Poetry is a key component of all A Level English Literature syllabuses today and, apart from studying the output of well-known poets, examiners also like to put candidates on the spot by asking for an analysis of a previously unseen poem. Students are expected to recognise what style of text they are looking at, so that they can see how the author has played with – or against – the expectations of that particular genre. But how are you meant to know?

At you’ll find an entire section under ‘Aspects of poetry’ dealing with Recognising poetic form. Each brief article explains what is meant by a particular genre, the era in which it was most prevalent and the stylistic aspects by which it can be recognised. And this week three new articles have been added to the section.

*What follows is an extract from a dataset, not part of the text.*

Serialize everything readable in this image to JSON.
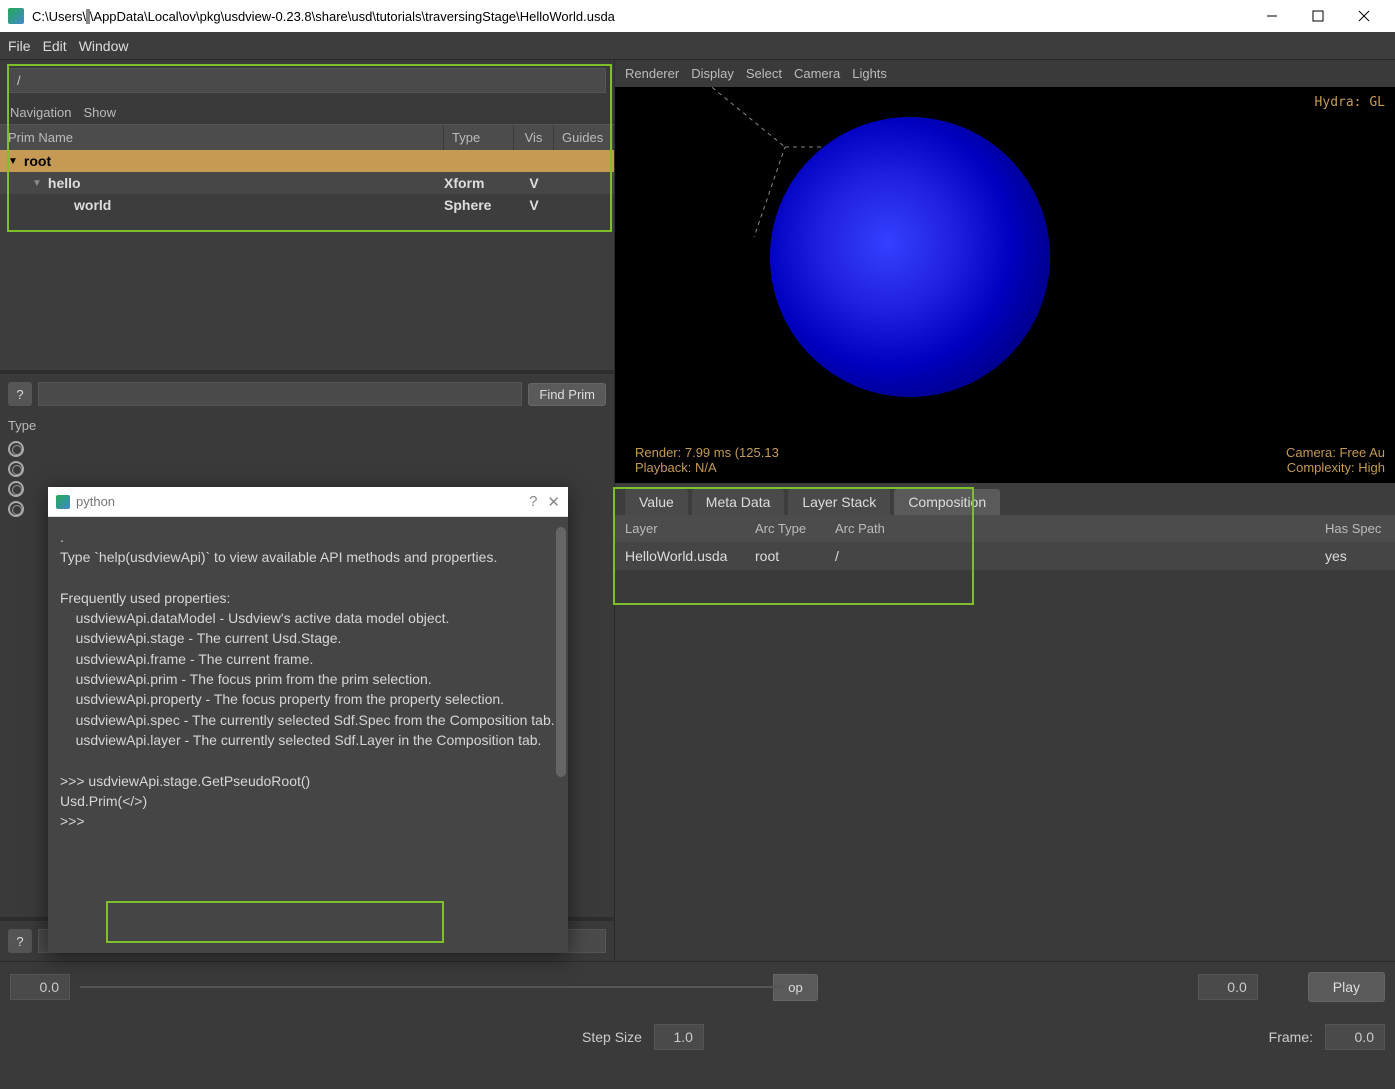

What is alliterative poetry?

One of the earliest types of poetry in the English language was what we now call alliterative poetry:

  • Rather than grouping thoughts together by a connecting rhyme-scheme (e.g. rhyming couplets) Old and Middle English alliterative poetry contained stressed words which alliterated, giving energy and narrative flow to the verse
  • A very early example is Beowulf, an epic poem probably composed in the sixth century CE
  • The alliterative genre endured until about 1500 and another well-known example is Piers Plowman, written by a contemporary of Chaucer’s, William Langland. 

To find an example of how the verse works, visit here.


Another more enduring style of poem is the ballad. Originally associated with song, these simple rhyming folk narratives captured dramatic situations in an easily repeatable form and often served as commentaries on the events of the day. Later the genre was also employed by learned writers who wanted to capture the genre’s expectations of simple and direct communication. Find out more here.


Both ballads and alliterative poems are fairly easy to recognise, with regular rhymes or rhythms or familiar subject matter. But what if what you are looking at doesn’t seem to obey any of the ‘rules’ you expect of poetry, with no consistent metre, stanza form or rhyme-scheme for example?

Free verse

You may find you are analysing what is known as free verse. This twentieth century development echoed the modernist desire to forge new literary forms which were not tied to the constraints of tradition. Have a look here and see what you think.

Then watch out for more helpful definitions of poetic styles in November!